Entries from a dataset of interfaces
------------------------------------------------

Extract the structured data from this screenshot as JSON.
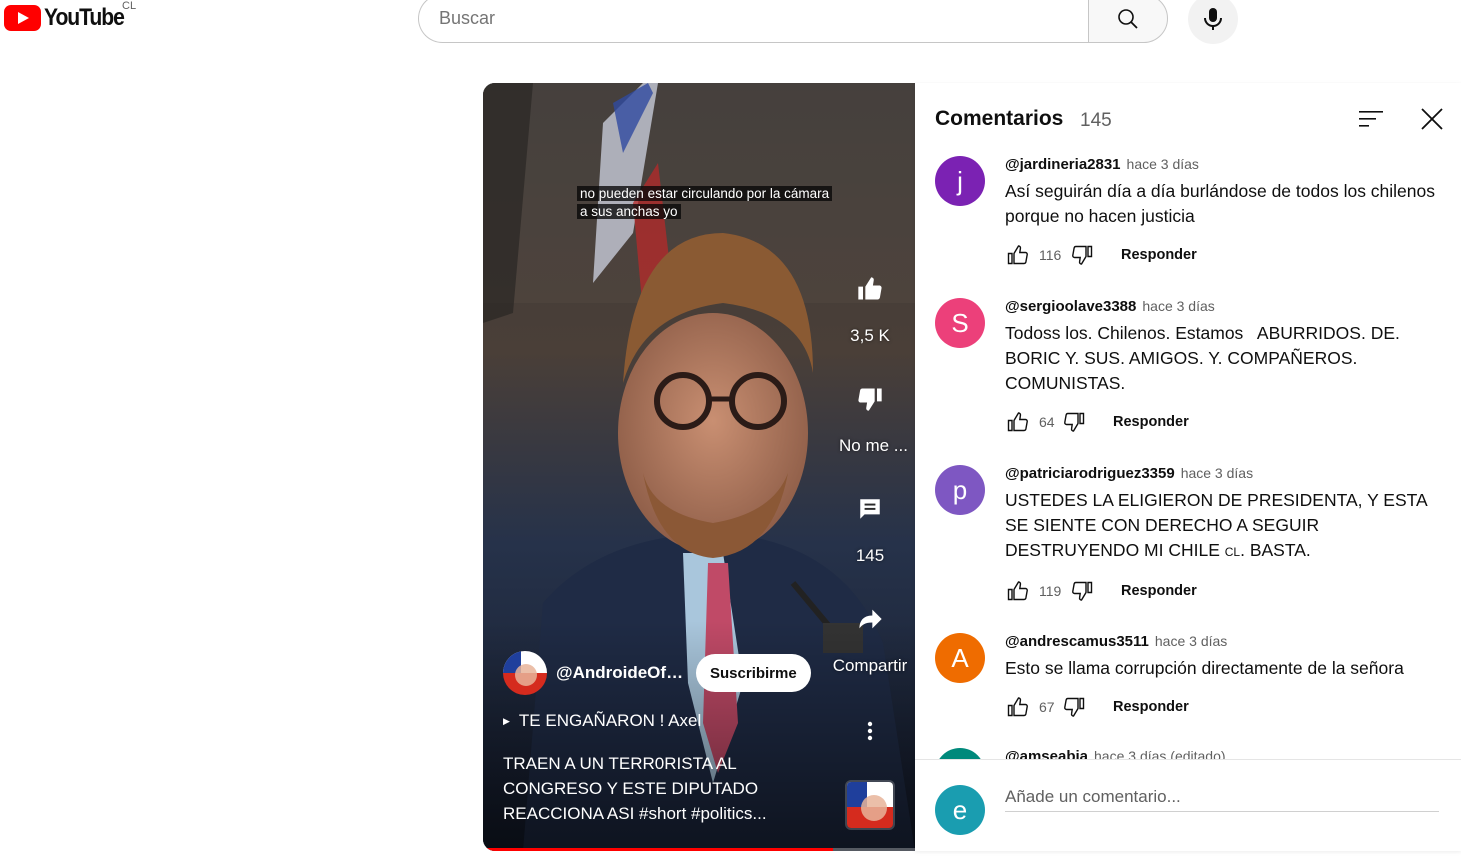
{
  "header": {
    "logo_text": "YouTube",
    "country": "CL",
    "search_placeholder": "Buscar"
  },
  "video": {
    "caption_line1": "no pueden estar circulando por la cámara",
    "caption_line2": "a sus anchas yo",
    "likes": "3,5 K",
    "dislike_label": "No me ...",
    "comments_count": "145",
    "share_label": "Compartir",
    "channel_name": "@AndroideOfficial",
    "subscribe_label": "Suscribirme",
    "playlist": "TE ENGAÑARON ! Axel",
    "title": "TRAEN A UN TERR0RISTA AL CONGRESO Y ESTE DIPUTADO REACCIONA ASI #short #politics...",
    "progress": 0.81
  },
  "comments_panel": {
    "title": "Comentarios",
    "count": "145",
    "add_placeholder": "Añade un comentario...",
    "current_user_initial": "e",
    "reply_label": "Responder",
    "comments": [
      {
        "initial": "j",
        "color": "#7b22b3",
        "author": "@jardineria2831",
        "time": "hace 3 días",
        "text": "Así seguirán día a día burlándose de todos los chilenos porque no  hacen justicia",
        "likes": "116"
      },
      {
        "initial": "S",
        "color": "#ec407a",
        "author": "@sergioolave3388",
        "time": "hace 3 días",
        "text": "Todoss los. Chilenos. Estamos   ABURRIDOS. DE. BORIC Y. SUS. AMIGOS. Y. COMPAÑEROS. COMUNISTAS.",
        "likes": "64"
      },
      {
        "initial": "p",
        "color": "#7e57c2",
        "author": "@patriciarodriguez3359",
        "time": "hace 3 días",
        "text_before": "USTEDES LA ELIGIERON DE PRESIDENTA, Y ESTA SE SIENTE CON DERECHO A SEGUIR DESTRUYENDO MI CHILE ",
        "text_flag": "CL",
        "text_after": ". BASTA.",
        "likes": "119"
      },
      {
        "initial": "A",
        "color": "#ef6c00",
        "author": "@andrescamus3511",
        "time": "hace 3 días",
        "text": "Esto se llama corrupción directamente de la señora",
        "likes": "67"
      },
      {
        "initial": "",
        "color": "#00897b",
        "author": "@amseabia",
        "time": "hace 3 días (editado)",
        "text": "",
        "likes": ""
      }
    ]
  }
}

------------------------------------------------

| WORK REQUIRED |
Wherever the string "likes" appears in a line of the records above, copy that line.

| WRITTEN SOLUTION |
    "likes": "3,5 K",
        "likes": "116"
        "likes": "64"
        "likes": "119"
        "likes": "67"
        "likes": ""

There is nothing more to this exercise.